Continence aids help people manage urinary incontinence. According to the Continence Foundation of Australia, urinary incontinence affects up to 10% of Australian men and up to 38% of Australian women.
One of the most difficult things you'll encounter when buying incontinence products is trying to compare the offering between brands, which is why we decided to test all the incontinence pads we could find on the market.
Incontinence is where, for any number of reasons, the muscles of the bladder or bowel have poor control, resulting in loss of urine from the bladder (urinary incontinence) or bowel motion, faeces or wind from the bowel (bowel incontinence).
Sometimes incontinence products are used for a short amount of time during medical procedures, or a longer period if the symptom is longer lasting.
There are three main types of products to manage incontinence:
- liners (light leakage)
- pads (moderate leakage)
- underwear (heavy leakage).
There's so much variation in the language that brands use to describe their products, it can be very difficult to compare your options. Here are some of the basic features you'll come across.
Within each of these categories, there are levels of leakage the products are designed to suit. Manufacturers tend to use images of 'droplets' on their packaging to describe their absorbency rate, but they all use different ratings so it's tricky to compare between brands.
Some products are better than others at protecting you from feeling wet.
Thickness of product
Some pads, liners and underwear are thicker than others, which can affect how discreet you think the product looks and feels.
Manufacturers use various phrases to describe the size of the product, such as long, extra, regular, medium, super... and then there's the actual size each product is available in, which can include long, regular, light, S/M/L/XL, and 'one size fits all'. Sometimes these relate to length, sometimes flow of leakage – again, all relative within brands and with zero relation between brands.
Some products define the gender they're recommended for – this seems to be marketing in many cases, apart from the pouch characteristic which has a design to accommodate the male appendage.
Other claims products may make include:
- dermatologically tested
- suitable for sensitive skin
- odour control
- latex free
- PEFC FSC or Sustainable Forest Initiative Certified.
Your doctor, continence nurse or GP can advise you on the type of product to look for, and many manufacturers offer free samples so you can try before you buy. This is a great option that we recommend you take up, and we've indicated in our test results comparison table which brands can send you a free sample.
First though, you'll need to know just how much leakage you're prone to – this is the best indicator for what product you'll need.
There are some simple tests your GP can use to help assess this.
The per product cost for incontinence pads can range from 21 cents to $1.33.
Depending on how often you need to wear them, this can add up, so look to buy in bulk or on sale where possible. There are also financial subsidies for continence products available in certain circumstances.

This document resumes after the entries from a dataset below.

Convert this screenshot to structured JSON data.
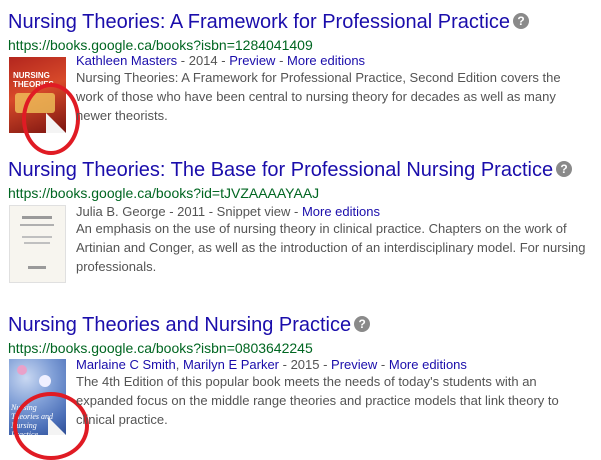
{
  "results": [
    {
      "title": "Nursing Theories: A Framework for Professional Practice",
      "url": "https://books.google.ca/books?isbn=1284041409",
      "authors": [
        "Kathleen Masters"
      ],
      "year_text": " - 2014 - ",
      "view_link": "Preview",
      "separator": " - ",
      "editions_link": "More editions",
      "snippet": "Nursing Theories: A Framework for Professional Practice, Second Edition covers the work of those who have been central to nursing theory for decades as well as many newer theorists.",
      "cover_text": "NURSING THEORIES"
    },
    {
      "title": "Nursing Theories: The Base for Professional Nursing Practice",
      "url": "https://books.google.ca/books?id=tJVZAAAAYAAJ",
      "authors": [
        "Julia B. George"
      ],
      "year_text": " - 2011 - Snippet view - ",
      "editions_link": "More editions",
      "snippet": "An emphasis on the use of nursing theory in clinical practice. Chapters on the work of Artinian and Conger, as well as the introduction of an interdisciplinary model. For nursing professionals."
    },
    {
      "title": "Nursing Theories and Nursing Practice",
      "url": "https://books.google.ca/books?isbn=0803642245",
      "authors": [
        "Marlaine C Smith",
        "Marilyn E Parker"
      ],
      "author_sep": ", ",
      "year_text": " - 2015 - ",
      "view_link": "Preview",
      "separator": " - ",
      "editions_link": "More editions",
      "snippet": "The 4th Edition of this popular book meets the needs of today's students with an expanded focus on the middle range theories and practice models that link theory to clinical practice.",
      "cover_text": "Nursing Theories and Nursing Practice"
    }
  ],
  "help_icon_glyph": "?",
  "colors": {
    "title": "#1a0dab",
    "url": "#006621",
    "text": "#545454",
    "annotation": "#e01b24"
  }
}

For those that don't qualify for subsidies, some ingenious consumers have identified that nappies are actually much less expensive in many cases when it comes to underwear-type incontinence products, so they buy these along with adhesive strips – after some DIY work on the nappies (cutting though the waist restraint), they have a budget option.
While they may look similar, incontinence pads and sanitary pads are not the same, as the fluid and odours associated with incontinence and menstruation are different. Incontinence pads are designed to protect against bladder leaks and also control urine odours, while sanitary pads are designed to absorb blood during menstruation, postpartum bleeding or during recovery from vaginal surgery. They both come in a variety of sizes and absorbency levels.
All of the continence pads we reviewed are disposable in a bin. None of them are made from biodegradable materials and none can be flushed down the toilet.
Stock images: Getty, unless otherwise stated.